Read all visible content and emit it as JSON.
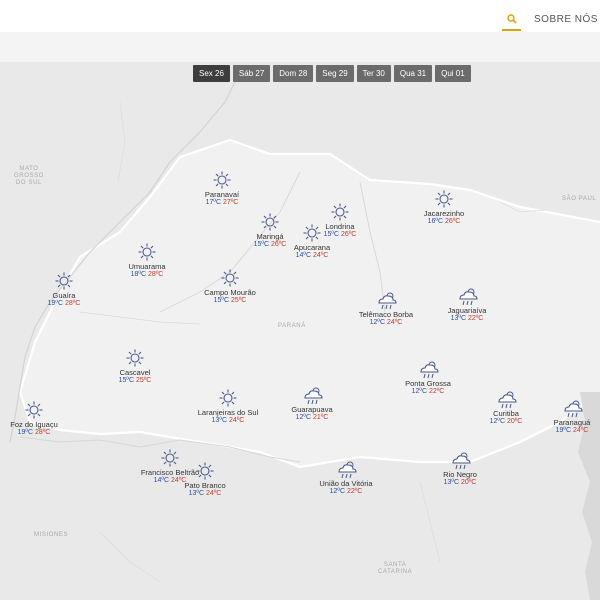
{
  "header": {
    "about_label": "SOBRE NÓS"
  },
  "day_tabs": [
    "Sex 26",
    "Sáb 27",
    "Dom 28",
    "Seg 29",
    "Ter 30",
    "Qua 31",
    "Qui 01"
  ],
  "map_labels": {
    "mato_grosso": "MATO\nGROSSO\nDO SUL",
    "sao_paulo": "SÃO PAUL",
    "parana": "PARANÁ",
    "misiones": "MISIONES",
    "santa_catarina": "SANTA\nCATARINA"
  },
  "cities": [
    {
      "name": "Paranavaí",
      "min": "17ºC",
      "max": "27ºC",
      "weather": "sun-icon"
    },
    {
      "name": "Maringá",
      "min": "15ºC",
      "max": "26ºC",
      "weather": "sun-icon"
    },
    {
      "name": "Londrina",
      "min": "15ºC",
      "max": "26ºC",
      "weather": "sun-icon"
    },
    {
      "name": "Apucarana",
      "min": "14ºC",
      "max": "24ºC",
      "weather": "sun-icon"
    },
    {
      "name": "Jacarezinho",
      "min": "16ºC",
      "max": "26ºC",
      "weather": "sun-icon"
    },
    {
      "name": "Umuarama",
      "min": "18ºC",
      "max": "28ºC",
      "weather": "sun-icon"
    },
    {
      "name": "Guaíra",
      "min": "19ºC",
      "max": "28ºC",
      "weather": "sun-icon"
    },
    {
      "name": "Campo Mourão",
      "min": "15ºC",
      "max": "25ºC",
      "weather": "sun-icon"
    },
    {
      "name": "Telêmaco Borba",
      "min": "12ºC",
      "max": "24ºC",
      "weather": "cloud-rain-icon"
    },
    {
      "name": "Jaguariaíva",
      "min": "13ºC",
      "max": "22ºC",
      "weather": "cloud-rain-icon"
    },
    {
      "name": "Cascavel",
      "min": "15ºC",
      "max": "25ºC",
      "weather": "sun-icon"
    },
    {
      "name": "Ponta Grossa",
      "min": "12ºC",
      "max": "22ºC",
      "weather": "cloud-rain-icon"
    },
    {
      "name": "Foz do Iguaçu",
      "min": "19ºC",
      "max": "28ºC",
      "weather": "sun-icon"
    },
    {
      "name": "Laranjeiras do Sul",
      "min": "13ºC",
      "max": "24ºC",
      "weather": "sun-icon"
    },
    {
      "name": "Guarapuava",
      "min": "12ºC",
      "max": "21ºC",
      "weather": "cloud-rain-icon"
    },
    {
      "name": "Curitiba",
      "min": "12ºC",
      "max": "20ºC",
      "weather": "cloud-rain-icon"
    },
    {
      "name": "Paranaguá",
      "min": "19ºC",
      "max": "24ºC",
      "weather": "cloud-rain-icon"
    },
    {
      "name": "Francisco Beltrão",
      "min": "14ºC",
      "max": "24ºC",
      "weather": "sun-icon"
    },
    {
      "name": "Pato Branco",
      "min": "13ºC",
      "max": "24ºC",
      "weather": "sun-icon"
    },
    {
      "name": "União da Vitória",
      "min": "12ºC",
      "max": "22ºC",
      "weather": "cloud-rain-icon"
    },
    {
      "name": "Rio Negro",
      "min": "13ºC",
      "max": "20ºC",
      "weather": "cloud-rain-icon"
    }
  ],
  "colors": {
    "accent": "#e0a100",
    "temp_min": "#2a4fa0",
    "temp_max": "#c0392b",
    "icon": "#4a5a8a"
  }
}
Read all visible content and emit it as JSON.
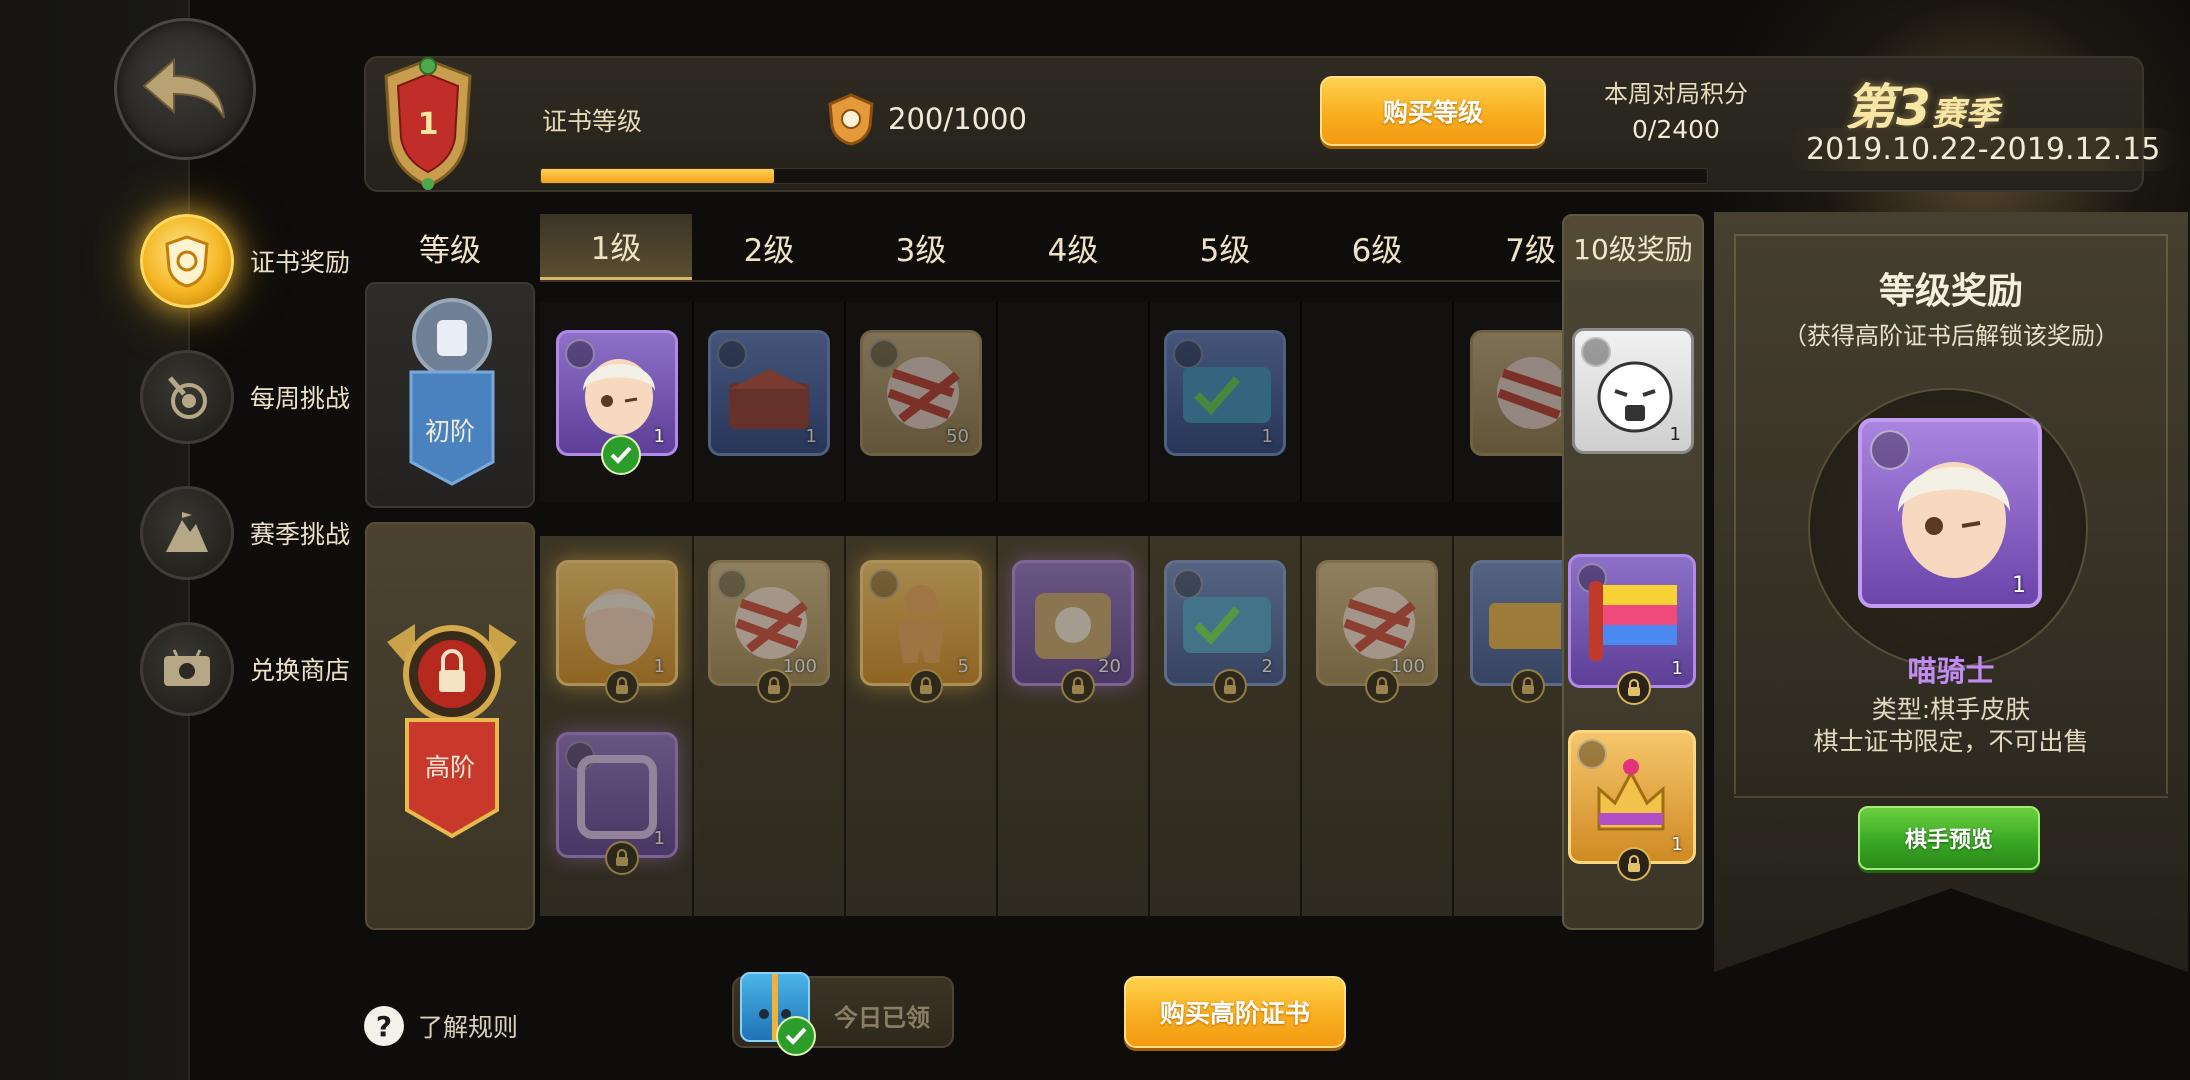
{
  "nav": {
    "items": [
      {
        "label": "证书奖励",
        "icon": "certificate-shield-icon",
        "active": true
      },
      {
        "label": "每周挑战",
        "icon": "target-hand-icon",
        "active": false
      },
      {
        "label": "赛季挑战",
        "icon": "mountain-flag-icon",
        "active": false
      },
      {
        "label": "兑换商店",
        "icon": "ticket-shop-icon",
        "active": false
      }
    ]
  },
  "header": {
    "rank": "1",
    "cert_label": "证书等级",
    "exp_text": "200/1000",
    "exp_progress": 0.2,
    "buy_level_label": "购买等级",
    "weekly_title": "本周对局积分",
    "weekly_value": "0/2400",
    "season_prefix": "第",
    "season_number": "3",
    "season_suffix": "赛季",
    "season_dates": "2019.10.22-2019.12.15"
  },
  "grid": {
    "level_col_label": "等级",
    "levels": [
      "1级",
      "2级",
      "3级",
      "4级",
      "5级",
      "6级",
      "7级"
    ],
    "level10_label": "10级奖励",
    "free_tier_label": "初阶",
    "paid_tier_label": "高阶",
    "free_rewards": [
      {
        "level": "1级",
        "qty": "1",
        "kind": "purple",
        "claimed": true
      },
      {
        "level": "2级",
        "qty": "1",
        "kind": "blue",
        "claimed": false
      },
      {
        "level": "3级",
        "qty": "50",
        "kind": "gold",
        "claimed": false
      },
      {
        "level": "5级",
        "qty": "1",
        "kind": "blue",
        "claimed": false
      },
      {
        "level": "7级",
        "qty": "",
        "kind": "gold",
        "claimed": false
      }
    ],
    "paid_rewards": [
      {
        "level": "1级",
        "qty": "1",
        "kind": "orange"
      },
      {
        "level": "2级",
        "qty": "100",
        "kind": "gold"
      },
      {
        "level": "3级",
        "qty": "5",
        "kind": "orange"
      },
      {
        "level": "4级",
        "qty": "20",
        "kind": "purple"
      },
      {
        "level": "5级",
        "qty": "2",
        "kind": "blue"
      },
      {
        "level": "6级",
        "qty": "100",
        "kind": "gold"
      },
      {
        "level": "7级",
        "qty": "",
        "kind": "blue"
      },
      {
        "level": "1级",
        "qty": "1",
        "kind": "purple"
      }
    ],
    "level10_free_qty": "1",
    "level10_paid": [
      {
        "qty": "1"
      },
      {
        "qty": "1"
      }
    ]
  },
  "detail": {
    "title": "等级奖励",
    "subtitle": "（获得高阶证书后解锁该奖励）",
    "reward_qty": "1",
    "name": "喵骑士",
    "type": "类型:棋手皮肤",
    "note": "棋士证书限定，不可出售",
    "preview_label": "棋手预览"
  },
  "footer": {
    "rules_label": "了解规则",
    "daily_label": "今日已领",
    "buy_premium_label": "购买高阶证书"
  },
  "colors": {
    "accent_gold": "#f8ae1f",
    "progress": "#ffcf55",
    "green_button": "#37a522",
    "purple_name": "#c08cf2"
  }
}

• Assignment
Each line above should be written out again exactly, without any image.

• Reply
Read all visible content and emit it as JSON.
{
  "header": {
    "about_label": "SOBRE NÓS"
  },
  "day_tabs": [
    "Sex 26",
    "Sáb 27",
    "Dom 28",
    "Seg 29",
    "Ter 30",
    "Qua 31",
    "Qui 01"
  ],
  "map_labels": {
    "mato_grosso": "MATO\nGROSSO\nDO SUL",
    "sao_paulo": "SÃO PAUL",
    "parana": "PARANÁ",
    "misiones": "MISIONES",
    "santa_catarina": "SANTA\nCATARINA"
  },
  "cities": [
    {
      "name": "Paranavaí",
      "min": "17ºC",
      "max": "27ºC",
      "weather": "sun-icon"
    },
    {
      "name": "Maringá",
      "min": "15ºC",
      "max": "26ºC",
      "weather": "sun-icon"
    },
    {
      "name": "Londrina",
      "min": "15ºC",
      "max": "26ºC",
      "weather": "sun-icon"
    },
    {
      "name": "Apucarana",
      "min": "14ºC",
      "max": "24ºC",
      "weather": "sun-icon"
    },
    {
      "name": "Jacarezinho",
      "min": "16ºC",
      "max": "26ºC",
      "weather": "sun-icon"
    },
    {
      "name": "Umuarama",
      "min": "18ºC",
      "max": "28ºC",
      "weather": "sun-icon"
    },
    {
      "name": "Guaíra",
      "min": "19ºC",
      "max": "28ºC",
      "weather": "sun-icon"
    },
    {
      "name": "Campo Mourão",
      "min": "15ºC",
      "max": "25ºC",
      "weather": "sun-icon"
    },
    {
      "name": "Telêmaco Borba",
      "min": "12ºC",
      "max": "24ºC",
      "weather": "cloud-rain-icon"
    },
    {
      "name": "Jaguariaíva",
      "min": "13ºC",
      "max": "22ºC",
      "weather": "cloud-rain-icon"
    },
    {
      "name": "Cascavel",
      "min": "15ºC",
      "max": "25ºC",
      "weather": "sun-icon"
    },
    {
      "name": "Ponta Grossa",
      "min": "12ºC",
      "max": "22ºC",
      "weather": "cloud-rain-icon"
    },
    {
      "name": "Foz do Iguaçu",
      "min": "19ºC",
      "max": "28ºC",
      "weather": "sun-icon"
    },
    {
      "name": "Laranjeiras do Sul",
      "min": "13ºC",
      "max": "24ºC",
      "weather": "sun-icon"
    },
    {
      "name": "Guarapuava",
      "min": "12ºC",
      "max": "21ºC",
      "weather": "cloud-rain-icon"
    },
    {
      "name": "Curitiba",
      "min": "12ºC",
      "max": "20ºC",
      "weather": "cloud-rain-icon"
    },
    {
      "name": "Paranaguá",
      "min": "19ºC",
      "max": "24ºC",
      "weather": "cloud-rain-icon"
    },
    {
      "name": "Francisco Beltrão",
      "min": "14ºC",
      "max": "24ºC",
      "weather": "sun-icon"
    },
    {
      "name": "Pato Branco",
      "min": "13ºC",
      "max": "24ºC",
      "weather": "sun-icon"
    },
    {
      "name": "União da Vitória",
      "min": "12ºC",
      "max": "22ºC",
      "weather": "cloud-rain-icon"
    },
    {
      "name": "Rio Negro",
      "min": "13ºC",
      "max": "20ºC",
      "weather": "cloud-rain-icon"
    }
  ],
  "colors": {
    "accent": "#e0a100",
    "temp_min": "#2a4fa0",
    "temp_max": "#c0392b",
    "icon": "#4a5a8a"
  }
}
Read all visible content and emit it as JSON.
{
  "nav": {
    "items": [
      {
        "label": "证书奖励",
        "icon": "certificate-shield-icon",
        "active": true
      },
      {
        "label": "每周挑战",
        "icon": "target-hand-icon",
        "active": false
      },
      {
        "label": "赛季挑战",
        "icon": "mountain-flag-icon",
        "active": false
      },
      {
        "label": "兑换商店",
        "icon": "ticket-shop-icon",
        "active": false
      }
    ]
  },
  "header": {
    "rank": "1",
    "cert_label": "证书等级",
    "exp_text": "200/1000",
    "exp_progress": 0.2,
    "buy_level_label": "购买等级",
    "weekly_title": "本周对局积分",
    "weekly_value": "0/2400",
    "season_prefix": "第",
    "season_number": "3",
    "season_suffix": "赛季",
    "season_dates": "2019.10.22-2019.12.15"
  },
  "grid": {
    "level_col_label": "等级",
    "levels": [
      "1级",
      "2级",
      "3级",
      "4级",
      "5级",
      "6级",
      "7级"
    ],
    "level10_label": "10级奖励",
    "free_tier_label": "初阶",
    "paid_tier_label": "高阶",
    "free_rewards": [
      {
        "level": "1级",
        "qty": "1",
        "kind": "purple",
        "claimed": true
      },
      {
        "level": "2级",
        "qty": "1",
        "kind": "blue",
        "claimed": false
      },
      {
        "level": "3级",
        "qty": "50",
        "kind": "gold",
        "claimed": false
      },
      {
        "level": "5级",
        "qty": "1",
        "kind": "blue",
        "claimed": false
      },
      {
        "level": "7级",
        "qty": "",
        "kind": "gold",
        "claimed": false
      }
    ],
    "paid_rewards": [
      {
        "level": "1级",
        "qty": "1",
        "kind": "orange"
      },
      {
        "level": "2级",
        "qty": "100",
        "kind": "gold"
      },
      {
        "level": "3级",
        "qty": "5",
        "kind": "orange"
      },
      {
        "level": "4级",
        "qty": "20",
        "kind": "purple"
      },
      {
        "level": "5级",
        "qty": "2",
        "kind": "blue"
      },
      {
        "level": "6级",
        "qty": "100",
        "kind": "gold"
      },
      {
        "level": "7级",
        "qty": "",
        "kind": "blue"
      },
      {
        "level": "1级",
        "qty": "1",
        "kind": "purple"
      }
    ],
    "level10_free_qty": "1",
    "level10_paid": [
      {
        "qty": "1"
      },
      {
        "qty": "1"
      }
    ]
  },
  "detail": {
    "title": "等级奖励",
    "subtitle": "（获得高阶证书后解锁该奖励）",
    "reward_qty": "1",
    "name": "喵骑士",
    "type": "类型:棋手皮肤",
    "note": "棋士证书限定，不可出售",
    "preview_label": "棋手预览"
  },
  "footer": {
    "rules_label": "了解规则",
    "daily_label": "今日已领",
    "buy_premium_label": "购买高阶证书"
  },
  "colors": {
    "accent_gold": "#f8ae1f",
    "progress": "#ffcf55",
    "green_button": "#37a522",
    "purple_name": "#c08cf2"
  }
}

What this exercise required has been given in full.